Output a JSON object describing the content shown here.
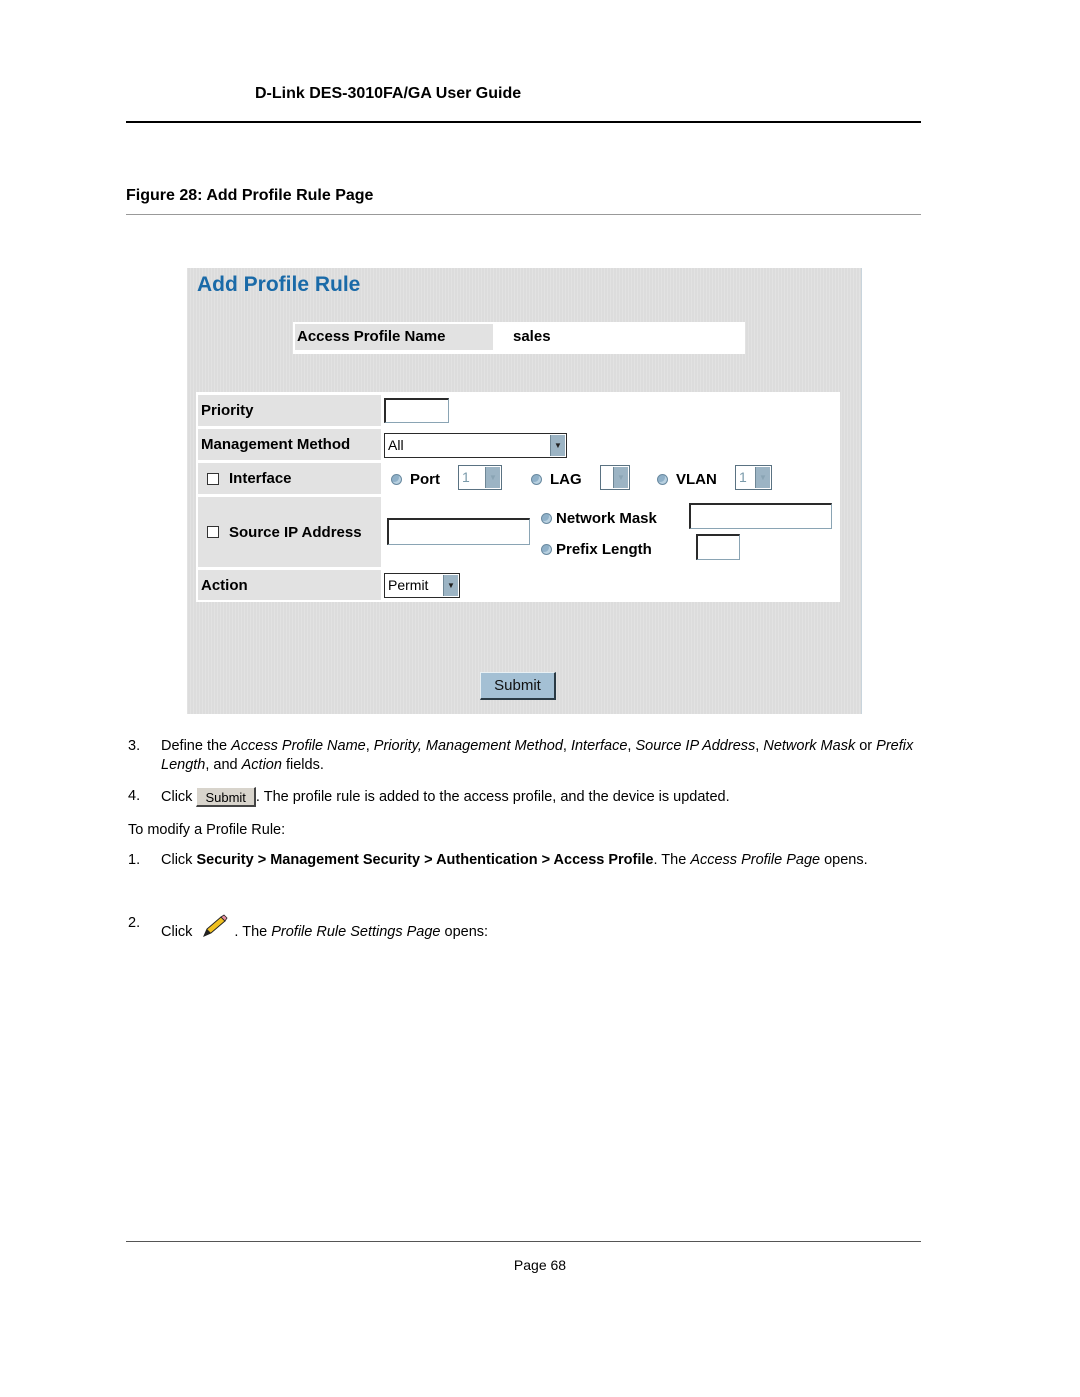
{
  "document": {
    "header_title": "D-Link DES-3010FA/GA User Guide",
    "figure_caption": "Figure 28:  Add Profile Rule Page",
    "page_label": "Page 68"
  },
  "screenshot": {
    "title": "Add Profile Rule",
    "access_profile_name_label": "Access Profile Name",
    "access_profile_name_value": "sales",
    "fields": {
      "priority": {
        "label": "Priority",
        "value": ""
      },
      "management_method": {
        "label": "Management Method",
        "selected": "All"
      },
      "interface": {
        "label": "Interface",
        "checked": false,
        "port": {
          "label": "Port",
          "selected": "1"
        },
        "lag": {
          "label": "LAG",
          "selected": ""
        },
        "vlan": {
          "label": "VLAN",
          "selected": "1"
        }
      },
      "source_ip": {
        "label": "Source IP Address",
        "checked": false,
        "value": "",
        "network_mask": {
          "label": "Network Mask",
          "value": ""
        },
        "prefix_length": {
          "label": "Prefix Length",
          "value": ""
        }
      },
      "action": {
        "label": "Action",
        "selected": "Permit"
      }
    },
    "submit_label": "Submit",
    "colors": {
      "title": "#1a6aa8",
      "panel_bg": "#dcdcdc",
      "button_bg": "#a4c0d4"
    }
  },
  "steps": [
    {
      "number": "3.",
      "parts": [
        {
          "t": "Define the "
        },
        {
          "i": "Access Profile Name"
        },
        {
          "t": ", "
        },
        {
          "i": "Priority, Management Method"
        },
        {
          "t": ", "
        },
        {
          "i": "Interface"
        },
        {
          "t": ", "
        },
        {
          "i": "Source IP Address"
        },
        {
          "t": ", "
        },
        {
          "i": "Network Mask"
        },
        {
          "t": " or "
        },
        {
          "i": "Prefix Length"
        },
        {
          "t": ", and "
        },
        {
          "i": "Action"
        },
        {
          "t": " fields."
        }
      ]
    },
    {
      "number": "4.",
      "click": "Click",
      "button_label": "Submit",
      "after": ". The profile rule is added to the access profile, and the device is updated."
    }
  ],
  "modify_intro": "To modify a Profile Rule:",
  "modify_steps": [
    {
      "number": "1.",
      "parts": [
        {
          "t": "Click "
        },
        {
          "b": "Security > Management Security > Authentication > Access Profile"
        },
        {
          "t": ". The "
        },
        {
          "i": "Access Profile Page"
        },
        {
          "t": " opens."
        }
      ]
    },
    {
      "number": "2.",
      "click": "Click",
      "icon": "pencil-edit-icon",
      "after_pre": ". The ",
      "after_italic": "Profile Rule Settings Page",
      "after_post": " opens:"
    }
  ]
}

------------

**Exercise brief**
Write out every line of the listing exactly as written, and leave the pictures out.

**Solution to this task**
Output a JSON object describing the content shown here.
{
  "document": {
    "header_title": "D-Link DES-3010FA/GA User Guide",
    "figure_caption": "Figure 28:  Add Profile Rule Page",
    "page_label": "Page 68"
  },
  "screenshot": {
    "title": "Add Profile Rule",
    "access_profile_name_label": "Access Profile Name",
    "access_profile_name_value": "sales",
    "fields": {
      "priority": {
        "label": "Priority",
        "value": ""
      },
      "management_method": {
        "label": "Management Method",
        "selected": "All"
      },
      "interface": {
        "label": "Interface",
        "checked": false,
        "port": {
          "label": "Port",
          "selected": "1"
        },
        "lag": {
          "label": "LAG",
          "selected": ""
        },
        "vlan": {
          "label": "VLAN",
          "selected": "1"
        }
      },
      "source_ip": {
        "label": "Source IP Address",
        "checked": false,
        "value": "",
        "network_mask": {
          "label": "Network Mask",
          "value": ""
        },
        "prefix_length": {
          "label": "Prefix Length",
          "value": ""
        }
      },
      "action": {
        "label": "Action",
        "selected": "Permit"
      }
    },
    "submit_label": "Submit",
    "colors": {
      "title": "#1a6aa8",
      "panel_bg": "#dcdcdc",
      "button_bg": "#a4c0d4"
    }
  },
  "steps": [
    {
      "number": "3.",
      "parts": [
        {
          "t": "Define the "
        },
        {
          "i": "Access Profile Name"
        },
        {
          "t": ", "
        },
        {
          "i": "Priority, Management Method"
        },
        {
          "t": ", "
        },
        {
          "i": "Interface"
        },
        {
          "t": ", "
        },
        {
          "i": "Source IP Address"
        },
        {
          "t": ", "
        },
        {
          "i": "Network Mask"
        },
        {
          "t": " or "
        },
        {
          "i": "Prefix Length"
        },
        {
          "t": ", and "
        },
        {
          "i": "Action"
        },
        {
          "t": " fields."
        }
      ]
    },
    {
      "number": "4.",
      "click": "Click",
      "button_label": "Submit",
      "after": ". The profile rule is added to the access profile, and the device is updated."
    }
  ],
  "modify_intro": "To modify a Profile Rule:",
  "modify_steps": [
    {
      "number": "1.",
      "parts": [
        {
          "t": "Click "
        },
        {
          "b": "Security > Management Security > Authentication > Access Profile"
        },
        {
          "t": ". The "
        },
        {
          "i": "Access Profile Page"
        },
        {
          "t": " opens."
        }
      ]
    },
    {
      "number": "2.",
      "click": "Click",
      "icon": "pencil-edit-icon",
      "after_pre": ". The ",
      "after_italic": "Profile Rule Settings Page",
      "after_post": " opens:"
    }
  ]
}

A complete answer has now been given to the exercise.